- Try it
The listing below must be given again in full, exactly.

- Information given
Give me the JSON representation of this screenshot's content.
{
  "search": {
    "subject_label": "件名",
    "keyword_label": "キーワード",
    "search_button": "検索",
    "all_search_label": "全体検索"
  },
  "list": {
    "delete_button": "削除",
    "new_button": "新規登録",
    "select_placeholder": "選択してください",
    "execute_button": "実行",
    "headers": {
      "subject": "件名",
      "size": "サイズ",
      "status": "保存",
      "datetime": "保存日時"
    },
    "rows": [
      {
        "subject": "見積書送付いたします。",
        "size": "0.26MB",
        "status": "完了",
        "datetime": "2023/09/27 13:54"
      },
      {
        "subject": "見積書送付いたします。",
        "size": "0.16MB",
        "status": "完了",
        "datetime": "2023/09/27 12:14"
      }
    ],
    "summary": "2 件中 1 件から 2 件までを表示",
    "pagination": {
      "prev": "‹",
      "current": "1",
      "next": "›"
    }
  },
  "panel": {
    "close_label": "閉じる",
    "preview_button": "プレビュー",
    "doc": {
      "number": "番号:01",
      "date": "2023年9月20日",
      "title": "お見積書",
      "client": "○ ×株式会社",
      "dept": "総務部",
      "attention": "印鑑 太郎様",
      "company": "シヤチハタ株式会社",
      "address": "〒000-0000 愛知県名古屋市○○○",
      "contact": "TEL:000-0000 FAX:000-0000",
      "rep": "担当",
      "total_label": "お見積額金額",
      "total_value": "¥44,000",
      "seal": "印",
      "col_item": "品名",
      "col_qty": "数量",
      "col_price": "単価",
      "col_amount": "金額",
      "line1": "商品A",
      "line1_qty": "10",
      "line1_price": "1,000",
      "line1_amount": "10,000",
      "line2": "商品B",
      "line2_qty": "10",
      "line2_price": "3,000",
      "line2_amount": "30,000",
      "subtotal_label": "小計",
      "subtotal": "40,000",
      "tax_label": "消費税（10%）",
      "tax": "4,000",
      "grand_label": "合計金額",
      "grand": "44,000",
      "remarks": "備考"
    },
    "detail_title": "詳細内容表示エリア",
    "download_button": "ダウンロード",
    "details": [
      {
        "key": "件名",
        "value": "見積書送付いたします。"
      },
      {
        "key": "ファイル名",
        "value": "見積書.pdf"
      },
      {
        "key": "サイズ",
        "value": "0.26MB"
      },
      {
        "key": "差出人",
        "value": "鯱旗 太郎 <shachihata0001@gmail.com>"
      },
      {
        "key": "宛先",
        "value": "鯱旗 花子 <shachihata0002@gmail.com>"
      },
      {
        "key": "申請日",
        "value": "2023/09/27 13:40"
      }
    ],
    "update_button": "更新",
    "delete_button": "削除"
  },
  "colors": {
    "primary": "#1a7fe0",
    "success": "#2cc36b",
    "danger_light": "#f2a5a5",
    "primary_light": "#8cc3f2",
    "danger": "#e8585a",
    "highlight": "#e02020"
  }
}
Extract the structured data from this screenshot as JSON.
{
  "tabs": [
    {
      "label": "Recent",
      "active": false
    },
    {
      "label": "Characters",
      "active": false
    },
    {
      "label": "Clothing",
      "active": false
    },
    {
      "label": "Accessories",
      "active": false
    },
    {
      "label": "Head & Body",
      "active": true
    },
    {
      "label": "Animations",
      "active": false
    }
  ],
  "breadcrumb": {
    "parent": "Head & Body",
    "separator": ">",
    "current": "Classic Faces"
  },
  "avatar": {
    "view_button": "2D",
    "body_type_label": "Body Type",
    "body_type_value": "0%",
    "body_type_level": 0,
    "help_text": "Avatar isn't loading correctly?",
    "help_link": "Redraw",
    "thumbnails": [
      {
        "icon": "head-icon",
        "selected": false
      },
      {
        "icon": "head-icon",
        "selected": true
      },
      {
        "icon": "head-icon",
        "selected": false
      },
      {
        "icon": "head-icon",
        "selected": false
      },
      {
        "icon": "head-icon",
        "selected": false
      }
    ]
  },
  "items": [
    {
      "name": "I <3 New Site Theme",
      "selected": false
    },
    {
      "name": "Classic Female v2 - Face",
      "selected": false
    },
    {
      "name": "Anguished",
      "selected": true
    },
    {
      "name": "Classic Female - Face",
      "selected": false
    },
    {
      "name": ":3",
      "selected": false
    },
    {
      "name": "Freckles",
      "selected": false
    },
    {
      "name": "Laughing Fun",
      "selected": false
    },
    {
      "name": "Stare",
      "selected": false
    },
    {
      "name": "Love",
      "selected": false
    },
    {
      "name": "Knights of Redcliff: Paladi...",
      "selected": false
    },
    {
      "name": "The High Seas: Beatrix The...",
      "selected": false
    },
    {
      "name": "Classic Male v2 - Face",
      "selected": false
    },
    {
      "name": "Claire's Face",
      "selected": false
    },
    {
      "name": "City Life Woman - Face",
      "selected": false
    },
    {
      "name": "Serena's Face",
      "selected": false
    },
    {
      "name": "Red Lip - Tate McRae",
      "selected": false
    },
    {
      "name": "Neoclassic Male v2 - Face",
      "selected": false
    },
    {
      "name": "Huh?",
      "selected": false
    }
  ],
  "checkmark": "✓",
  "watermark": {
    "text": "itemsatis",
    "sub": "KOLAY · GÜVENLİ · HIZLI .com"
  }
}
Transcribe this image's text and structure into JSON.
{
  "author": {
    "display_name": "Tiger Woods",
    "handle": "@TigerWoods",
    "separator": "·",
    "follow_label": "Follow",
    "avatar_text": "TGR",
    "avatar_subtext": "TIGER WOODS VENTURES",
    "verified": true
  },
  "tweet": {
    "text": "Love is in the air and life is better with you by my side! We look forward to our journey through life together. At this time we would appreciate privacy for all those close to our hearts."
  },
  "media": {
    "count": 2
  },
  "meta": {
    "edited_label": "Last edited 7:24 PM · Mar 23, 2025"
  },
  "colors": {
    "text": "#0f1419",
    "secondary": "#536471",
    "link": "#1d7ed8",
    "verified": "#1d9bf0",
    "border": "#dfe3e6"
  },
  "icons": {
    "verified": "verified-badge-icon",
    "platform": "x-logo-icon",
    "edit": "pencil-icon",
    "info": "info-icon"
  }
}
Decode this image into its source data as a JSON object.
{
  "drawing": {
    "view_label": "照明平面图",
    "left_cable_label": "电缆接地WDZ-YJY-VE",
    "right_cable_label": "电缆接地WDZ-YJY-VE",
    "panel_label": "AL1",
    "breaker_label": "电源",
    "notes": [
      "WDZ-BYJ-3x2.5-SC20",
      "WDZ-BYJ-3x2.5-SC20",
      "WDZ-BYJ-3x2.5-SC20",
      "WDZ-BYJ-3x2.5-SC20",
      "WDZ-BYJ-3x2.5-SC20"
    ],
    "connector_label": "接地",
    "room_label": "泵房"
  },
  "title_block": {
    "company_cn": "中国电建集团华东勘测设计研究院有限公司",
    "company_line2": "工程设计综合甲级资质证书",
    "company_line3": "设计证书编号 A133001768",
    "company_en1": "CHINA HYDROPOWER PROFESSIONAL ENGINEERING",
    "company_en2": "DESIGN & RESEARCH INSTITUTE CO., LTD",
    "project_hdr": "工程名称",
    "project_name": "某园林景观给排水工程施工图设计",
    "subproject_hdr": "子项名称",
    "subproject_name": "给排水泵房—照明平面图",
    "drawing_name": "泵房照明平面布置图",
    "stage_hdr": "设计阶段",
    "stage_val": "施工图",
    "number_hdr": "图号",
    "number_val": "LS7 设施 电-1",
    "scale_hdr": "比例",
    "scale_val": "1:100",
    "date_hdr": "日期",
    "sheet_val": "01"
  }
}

- Task response
Give me the JSON representation of this screenshot's content.
{
  "search": {
    "subject_label": "件名",
    "keyword_label": "キーワード",
    "search_button": "検索",
    "all_search_label": "全体検索"
  },
  "list": {
    "delete_button": "削除",
    "new_button": "新規登録",
    "select_placeholder": "選択してください",
    "execute_button": "実行",
    "headers": {
      "subject": "件名",
      "size": "サイズ",
      "status": "保存",
      "datetime": "保存日時"
    },
    "rows": [
      {
        "subject": "見積書送付いたします。",
        "size": "0.26MB",
        "status": "完了",
        "datetime": "2023/09/27 13:54"
      },
      {
        "subject": "見積書送付いたします。",
        "size": "0.16MB",
        "status": "完了",
        "datetime": "2023/09/27 12:14"
      }
    ],
    "summary": "2 件中 1 件から 2 件までを表示",
    "pagination": {
      "prev": "‹",
      "current": "1",
      "next": "›"
    }
  },
  "panel": {
    "close_label": "閉じる",
    "preview_button": "プレビュー",
    "doc": {
      "number": "番号:01",
      "date": "2023年9月20日",
      "title": "お見積書",
      "client": "○ ×株式会社",
      "dept": "総務部",
      "attention": "印鑑 太郎様",
      "company": "シヤチハタ株式会社",
      "address": "〒000-0000 愛知県名古屋市○○○",
      "contact": "TEL:000-0000 FAX:000-0000",
      "rep": "担当",
      "total_label": "お見積額金額",
      "total_value": "¥44,000",
      "seal": "印",
      "col_item": "品名",
      "col_qty": "数量",
      "col_price": "単価",
      "col_amount": "金額",
      "line1": "商品A",
      "line1_qty": "10",
      "line1_price": "1,000",
      "line1_amount": "10,000",
      "line2": "商品B",
      "line2_qty": "10",
      "line2_price": "3,000",
      "line2_amount": "30,000",
      "subtotal_label": "小計",
      "subtotal": "40,000",
      "tax_label": "消費税（10%）",
      "tax": "4,000",
      "grand_label": "合計金額",
      "grand": "44,000",
      "remarks": "備考"
    },
    "detail_title": "詳細内容表示エリア",
    "download_button": "ダウンロード",
    "details": [
      {
        "key": "件名",
        "value": "見積書送付いたします。"
      },
      {
        "key": "ファイル名",
        "value": "見積書.pdf"
      },
      {
        "key": "サイズ",
        "value": "0.26MB"
      },
      {
        "key": "差出人",
        "value": "鯱旗 太郎 <shachihata0001@gmail.com>"
      },
      {
        "key": "宛先",
        "value": "鯱旗 花子 <shachihata0002@gmail.com>"
      },
      {
        "key": "申請日",
        "value": "2023/09/27 13:40"
      }
    ],
    "update_button": "更新",
    "delete_button": "削除"
  },
  "colors": {
    "primary": "#1a7fe0",
    "success": "#2cc36b",
    "danger_light": "#f2a5a5",
    "primary_light": "#8cc3f2",
    "danger": "#e8585a",
    "highlight": "#e02020"
  }
}
Extract the structured data from this screenshot as JSON.
{
  "tabs": [
    {
      "label": "Recent",
      "active": false
    },
    {
      "label": "Characters",
      "active": false
    },
    {
      "label": "Clothing",
      "active": false
    },
    {
      "label": "Accessories",
      "active": false
    },
    {
      "label": "Head & Body",
      "active": true
    },
    {
      "label": "Animations",
      "active": false
    }
  ],
  "breadcrumb": {
    "parent": "Head & Body",
    "separator": ">",
    "current": "Classic Faces"
  },
  "avatar": {
    "view_button": "2D",
    "body_type_label": "Body Type",
    "body_type_value": "0%",
    "body_type_level": 0,
    "help_text": "Avatar isn't loading correctly?",
    "help_link": "Redraw",
    "thumbnails": [
      {
        "icon": "head-icon",
        "selected": false
      },
      {
        "icon": "head-icon",
        "selected": true
      },
      {
        "icon": "head-icon",
        "selected": false
      },
      {
        "icon": "head-icon",
        "selected": false
      },
      {
        "icon": "head-icon",
        "selected": false
      }
    ]
  },
  "items": [
    {
      "name": "I <3 New Site Theme",
      "selected": false
    },
    {
      "name": "Classic Female v2 - Face",
      "selected": false
    },
    {
      "name": "Anguished",
      "selected": true
    },
    {
      "name": "Classic Female - Face",
      "selected": false
    },
    {
      "name": ":3",
      "selected": false
    },
    {
      "name": "Freckles",
      "selected": false
    },
    {
      "name": "Laughing Fun",
      "selected": false
    },
    {
      "name": "Stare",
      "selected": false
    },
    {
      "name": "Love",
      "selected": false
    },
    {
      "name": "Knights of Redcliff: Paladi...",
      "selected": false
    },
    {
      "name": "The High Seas: Beatrix The...",
      "selected": false
    },
    {
      "name": "Classic Male v2 - Face",
      "selected": false
    },
    {
      "name": "Claire's Face",
      "selected": false
    },
    {
      "name": "City Life Woman - Face",
      "selected": false
    },
    {
      "name": "Serena's Face",
      "selected": false
    },
    {
      "name": "Red Lip - Tate McRae",
      "selected": false
    },
    {
      "name": "Neoclassic Male v2 - Face",
      "selected": false
    },
    {
      "name": "Huh?",
      "selected": false
    }
  ],
  "checkmark": "✓",
  "watermark": {
    "text": "itemsatis",
    "sub": "KOLAY · GÜVENLİ · HIZLI .com"
  }
}
Transcribe this image's text and structure into JSON.
{
  "author": {
    "display_name": "Tiger Woods",
    "handle": "@TigerWoods",
    "separator": "·",
    "follow_label": "Follow",
    "avatar_text": "TGR",
    "avatar_subtext": "TIGER WOODS VENTURES",
    "verified": true
  },
  "tweet": {
    "text": "Love is in the air and life is better with you by my side! We look forward to our journey through life together. At this time we would appreciate privacy for all those close to our hearts."
  },
  "media": {
    "count": 2
  },
  "meta": {
    "edited_label": "Last edited 7:24 PM · Mar 23, 2025"
  },
  "colors": {
    "text": "#0f1419",
    "secondary": "#536471",
    "link": "#1d7ed8",
    "verified": "#1d9bf0",
    "border": "#dfe3e6"
  },
  "icons": {
    "verified": "verified-badge-icon",
    "platform": "x-logo-icon",
    "edit": "pencil-icon",
    "info": "info-icon"
  }
}
Decode this image into its source data as a JSON object.
{
  "drawing": {
    "view_label": "照明平面图",
    "left_cable_label": "电缆接地WDZ-YJY-VE",
    "right_cable_label": "电缆接地WDZ-YJY-VE",
    "panel_label": "AL1",
    "breaker_label": "电源",
    "notes": [
      "WDZ-BYJ-3x2.5-SC20",
      "WDZ-BYJ-3x2.5-SC20",
      "WDZ-BYJ-3x2.5-SC20",
      "WDZ-BYJ-3x2.5-SC20",
      "WDZ-BYJ-3x2.5-SC20"
    ],
    "connector_label": "接地",
    "room_label": "泵房"
  },
  "title_block": {
    "company_cn": "中国电建集团华东勘测设计研究院有限公司",
    "company_line2": "工程设计综合甲级资质证书",
    "company_line3": "设计证书编号 A133001768",
    "company_en1": "CHINA HYDROPOWER PROFESSIONAL ENGINEERING",
    "company_en2": "DESIGN & RESEARCH INSTITUTE CO., LTD",
    "project_hdr": "工程名称",
    "project_name": "某园林景观给排水工程施工图设计",
    "subproject_hdr": "子项名称",
    "subproject_name": "给排水泵房—照明平面图",
    "drawing_name": "泵房照明平面布置图",
    "stage_hdr": "设计阶段",
    "stage_val": "施工图",
    "number_hdr": "图号",
    "number_val": "LS7 设施 电-1",
    "scale_hdr": "比例",
    "scale_val": "1:100",
    "date_hdr": "日期",
    "sheet_val": "01"
  }
}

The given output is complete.